» YOUR ASSIGNMENT
Select the lines below containing the word "部门资产统计表".

** Opening RECORDS TO PROCESS block **

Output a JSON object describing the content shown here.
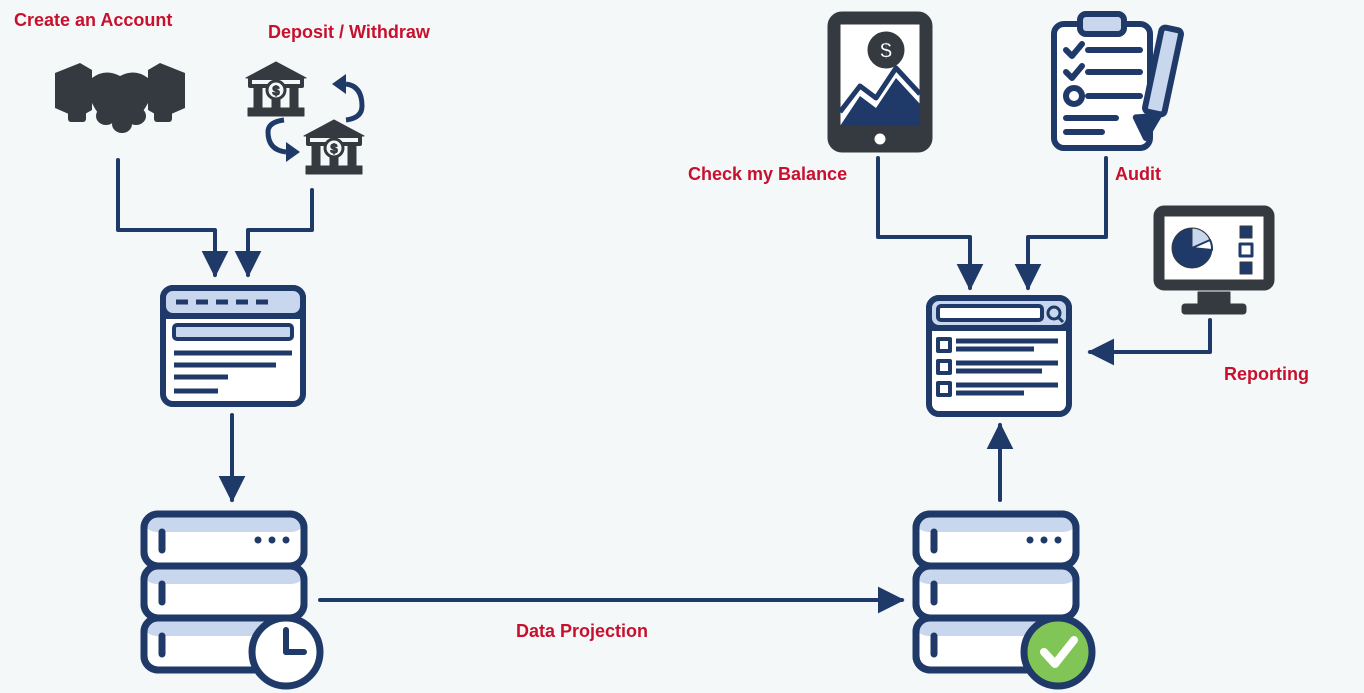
{
  "labels": {
    "create_account": "Create an Account",
    "deposit_withdraw": "Deposit / Withdraw",
    "check_balance": "Check my Balance",
    "audit": "Audit",
    "reporting": "Reporting",
    "data_projection": "Data Projection"
  },
  "colors": {
    "stroke": "#1f3a68",
    "fill_light": "#c9d7ee",
    "accent_red": "#c8102e",
    "success_green": "#81c557",
    "icon_dark": "#353a40",
    "bg": "#f4f8f8"
  },
  "nodes": [
    {
      "id": "create-account",
      "kind": "handshake",
      "label_key": "create_account"
    },
    {
      "id": "deposit-withdraw",
      "kind": "bank-transfer",
      "label_key": "deposit_withdraw"
    },
    {
      "id": "write-ui",
      "kind": "browser-form"
    },
    {
      "id": "write-store",
      "kind": "server-clock"
    },
    {
      "id": "read-store",
      "kind": "server-check"
    },
    {
      "id": "read-ui",
      "kind": "browser-search"
    },
    {
      "id": "check-balance",
      "kind": "tablet-chart",
      "label_key": "check_balance"
    },
    {
      "id": "audit",
      "kind": "clipboard-pencil",
      "label_key": "audit"
    },
    {
      "id": "reporting",
      "kind": "monitor-dashboard",
      "label_key": "reporting"
    }
  ],
  "edges": [
    {
      "from": "create-account",
      "to": "write-ui"
    },
    {
      "from": "deposit-withdraw",
      "to": "write-ui"
    },
    {
      "from": "write-ui",
      "to": "write-store"
    },
    {
      "from": "write-store",
      "to": "read-store",
      "label_key": "data_projection"
    },
    {
      "from": "read-store",
      "to": "read-ui"
    },
    {
      "from": "check-balance",
      "to": "read-ui"
    },
    {
      "from": "audit",
      "to": "read-ui"
    },
    {
      "from": "reporting",
      "to": "read-ui"
    }
  ]
}
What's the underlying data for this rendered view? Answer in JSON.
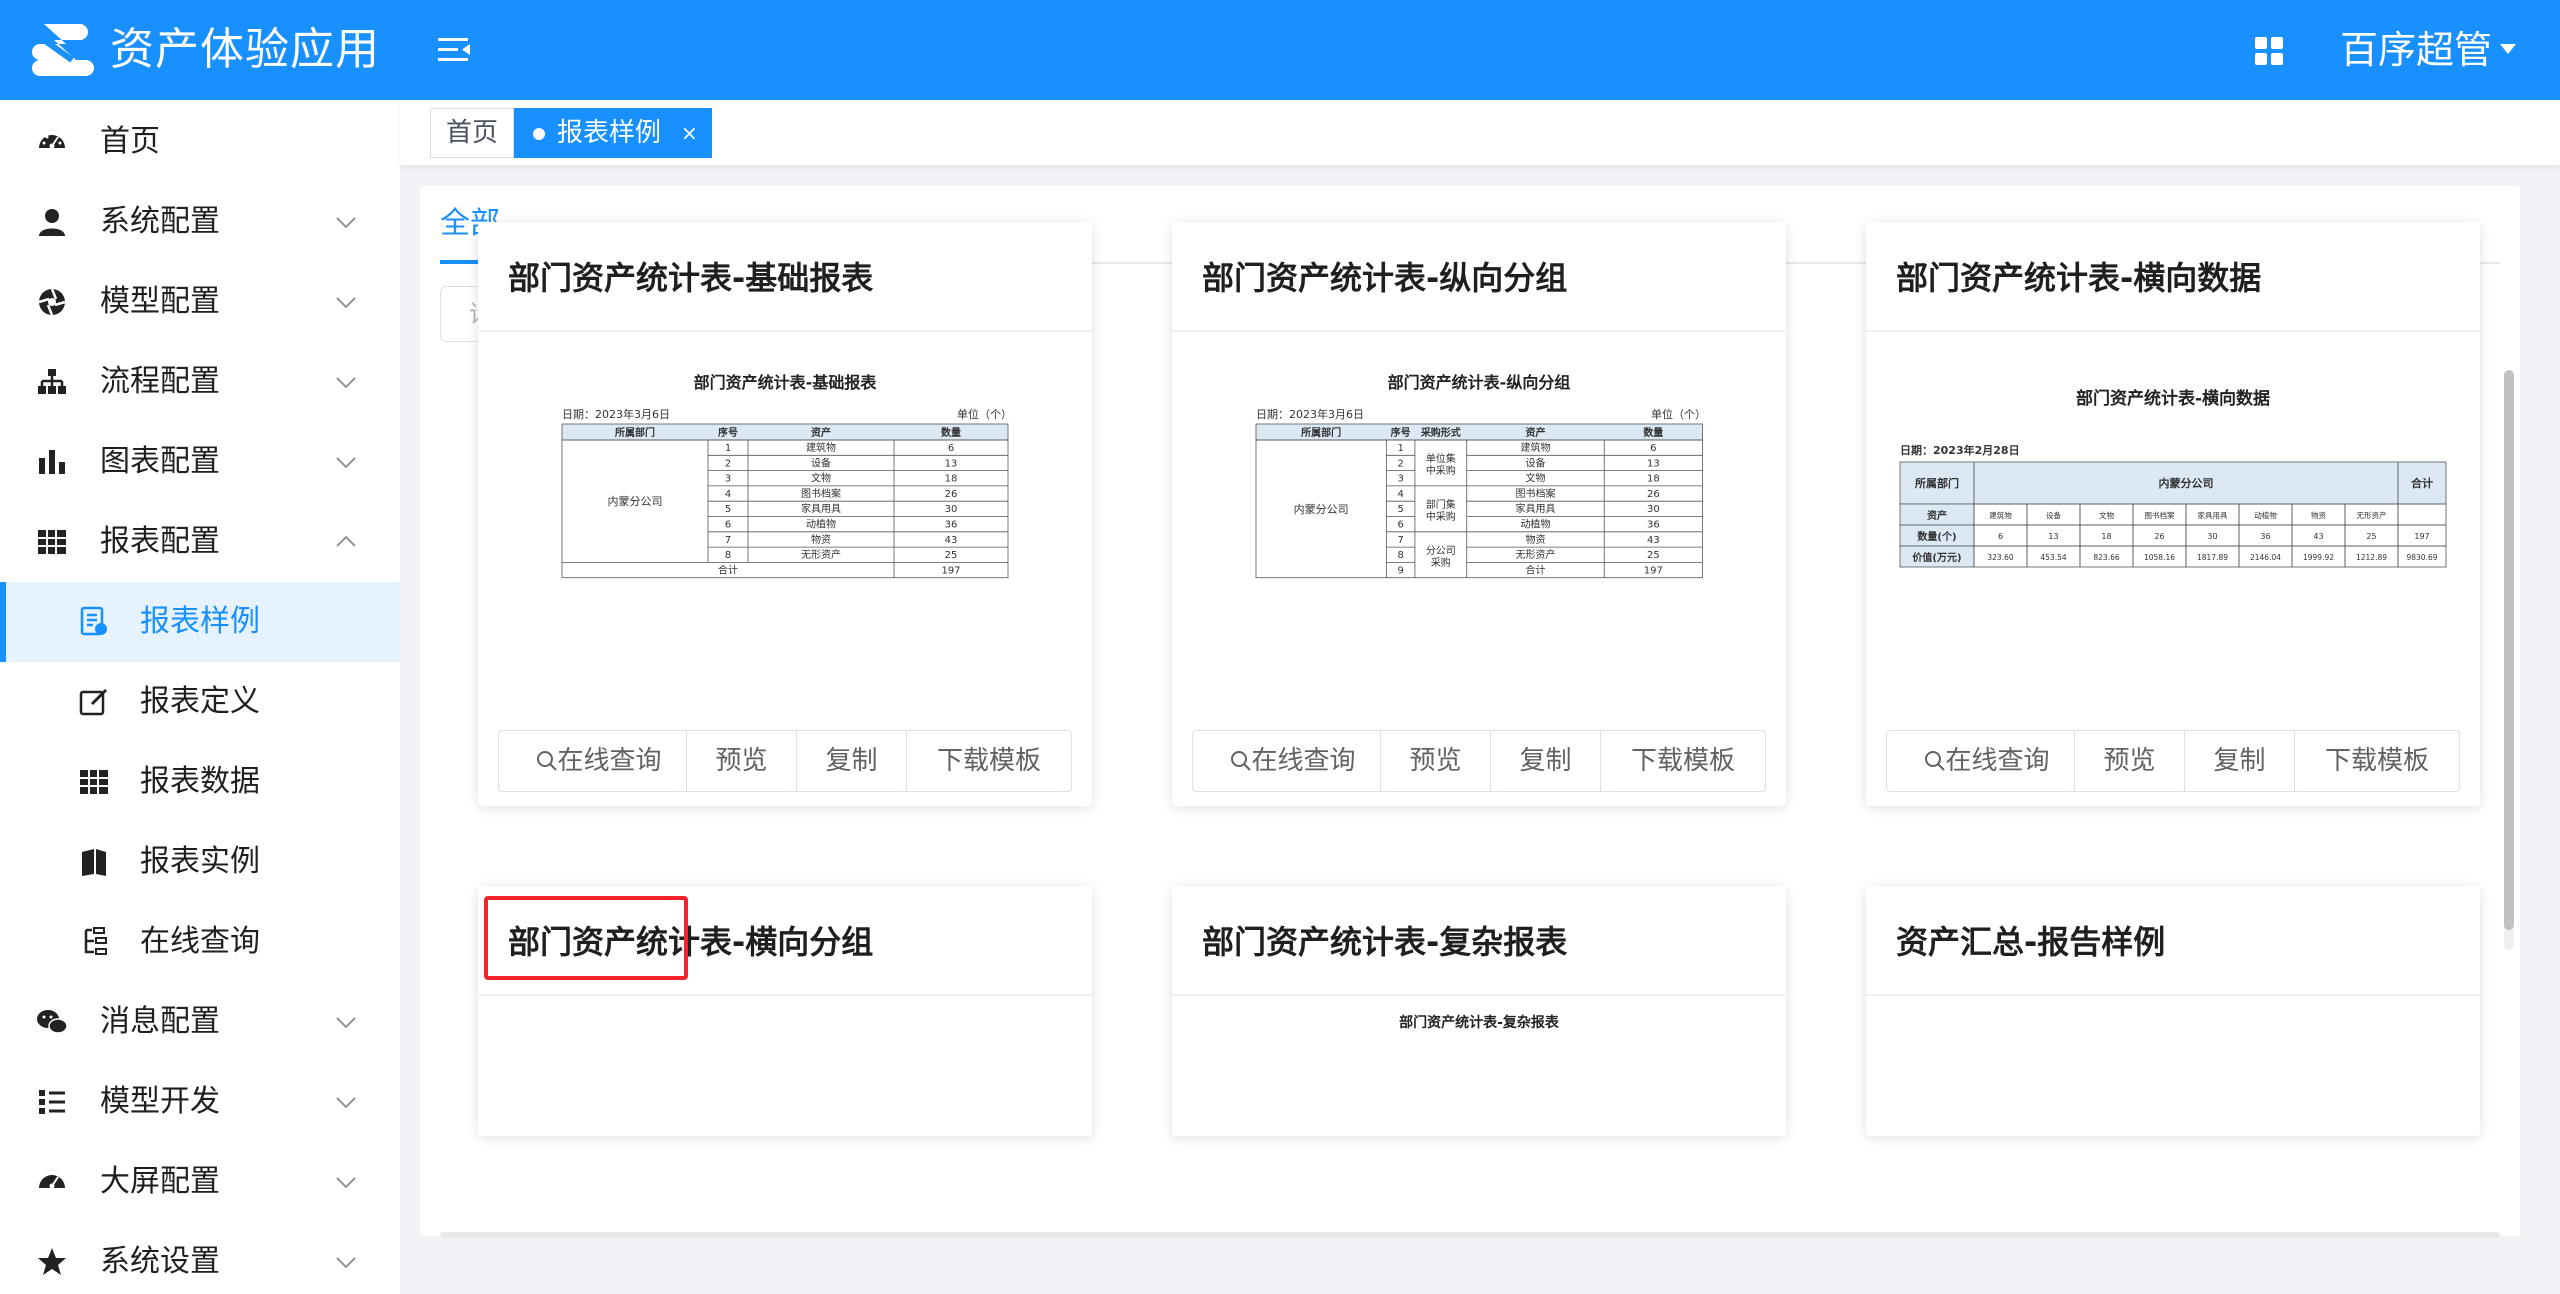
{
  "header": {
    "app_title": "资产体验应用",
    "user_name": "百序超管"
  },
  "sidebar": {
    "items": [
      {
        "label": "首页",
        "icon": "dashboard-icon",
        "expandable": false
      },
      {
        "label": "系统配置",
        "icon": "user-icon",
        "expandable": true
      },
      {
        "label": "模型配置",
        "icon": "aperture-icon",
        "expandable": true
      },
      {
        "label": "流程配置",
        "icon": "org-tree-icon",
        "expandable": true
      },
      {
        "label": "图表配置",
        "icon": "bar-chart-icon",
        "expandable": true
      },
      {
        "label": "报表配置",
        "icon": "table-icon",
        "expandable": true,
        "expanded": true
      },
      {
        "label": "报表样例",
        "icon": "report-sample-icon",
        "sub": true,
        "active": true
      },
      {
        "label": "报表定义",
        "icon": "edit-icon",
        "sub": true
      },
      {
        "label": "报表数据",
        "icon": "grid-icon",
        "sub": true
      },
      {
        "label": "报表实例",
        "icon": "book-icon",
        "sub": true
      },
      {
        "label": "在线查询",
        "icon": "tree-list-icon",
        "sub": true
      },
      {
        "label": "消息配置",
        "icon": "wechat-icon",
        "expandable": true
      },
      {
        "label": "模型开发",
        "icon": "list-icon",
        "expandable": true
      },
      {
        "label": "大屏配置",
        "icon": "gauge-icon",
        "expandable": true
      },
      {
        "label": "系统设置",
        "icon": "star-icon",
        "expandable": true
      }
    ]
  },
  "tags": {
    "home": "首页",
    "active": "报表样例",
    "close": "×"
  },
  "main": {
    "tab_all": "全部",
    "search_placeholder": "请输入查询条件",
    "buttons": {
      "query": "在线查询",
      "preview": "预览",
      "copy": "复制",
      "download": "下载模板"
    },
    "cards": [
      {
        "title": "部门资产统计表-基础报表"
      },
      {
        "title": "部门资产统计表-纵向分组"
      },
      {
        "title": "部门资产统计表-横向数据"
      },
      {
        "title": "部门资产统计表-横向分组"
      },
      {
        "title": "部门资产统计表-复杂报表"
      },
      {
        "title": "资产汇总-报告样例"
      }
    ]
  },
  "previews": {
    "basic": {
      "title": "部门资产统计表-基础报表",
      "date": "日期：2023年3月6日",
      "unit": "单位（个）",
      "headers": [
        "所属部门",
        "序号",
        "资产",
        "数量"
      ],
      "dept": "内蒙分公司",
      "rows": [
        [
          "1",
          "建筑物",
          "6"
        ],
        [
          "2",
          "设备",
          "13"
        ],
        [
          "3",
          "文物",
          "18"
        ],
        [
          "4",
          "图书档案",
          "26"
        ],
        [
          "5",
          "家具用具",
          "30"
        ],
        [
          "6",
          "动植物",
          "36"
        ],
        [
          "7",
          "物资",
          "43"
        ],
        [
          "8",
          "无形资产",
          "25"
        ]
      ],
      "total_label": "合计",
      "total": "197"
    },
    "vertical": {
      "title": "部门资产统计表-纵向分组",
      "date": "日期：2023年3月6日",
      "unit": "单位（个）",
      "headers": [
        "所属部门",
        "序号",
        "采购形式",
        "资产",
        "数量"
      ],
      "dept": "内蒙分公司",
      "groups": [
        "单位集中采购",
        "部门集中采购",
        "分公司采购"
      ],
      "rows": [
        [
          "1",
          "建筑物",
          "6"
        ],
        [
          "2",
          "设备",
          "13"
        ],
        [
          "3",
          "文物",
          "18"
        ],
        [
          "4",
          "图书档案",
          "26"
        ],
        [
          "5",
          "家具用具",
          "30"
        ],
        [
          "6",
          "动植物",
          "36"
        ],
        [
          "7",
          "物资",
          "43"
        ],
        [
          "8",
          "无形资产",
          "25"
        ],
        [
          "9",
          "合计",
          "197"
        ]
      ]
    },
    "horizontal": {
      "title": "部门资产统计表-横向数据",
      "date": "日期：2023年2月28日",
      "dept_label": "所属部门",
      "dept": "内蒙分公司",
      "total_label": "合计",
      "asset_label": "资产",
      "assets": [
        "建筑物",
        "设备",
        "文物",
        "图书档案",
        "家具用具",
        "动植物",
        "物资",
        "无形资产"
      ],
      "count_label": "数量(个)",
      "counts": [
        "6",
        "13",
        "18",
        "26",
        "30",
        "36",
        "43",
        "25",
        "197"
      ],
      "value_label": "价值(万元)",
      "values": [
        "323.60",
        "453.54",
        "823.66",
        "1058.16",
        "1817.89",
        "2146.04",
        "1999.92",
        "1212.89",
        "9830.69"
      ]
    },
    "complex": {
      "title": "部门资产统计表-复杂报表"
    }
  },
  "colors": {
    "primary": "#1890ff",
    "highlight": "#f5222d"
  }
}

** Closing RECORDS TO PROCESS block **

» EXERCISE RESULT
        "title": "部门资产统计表-基础报表"
        "title": "部门资产统计表-纵向分组"
        "title": "部门资产统计表-横向数据"
        "title": "部门资产统计表-横向分组"
        "title": "部门资产统计表-复杂报表"
      "title": "部门资产统计表-基础报表",
      "title": "部门资产统计表-纵向分组",
      "title": "部门资产统计表-横向数据",
      "title": "部门资产统计表-复杂报表"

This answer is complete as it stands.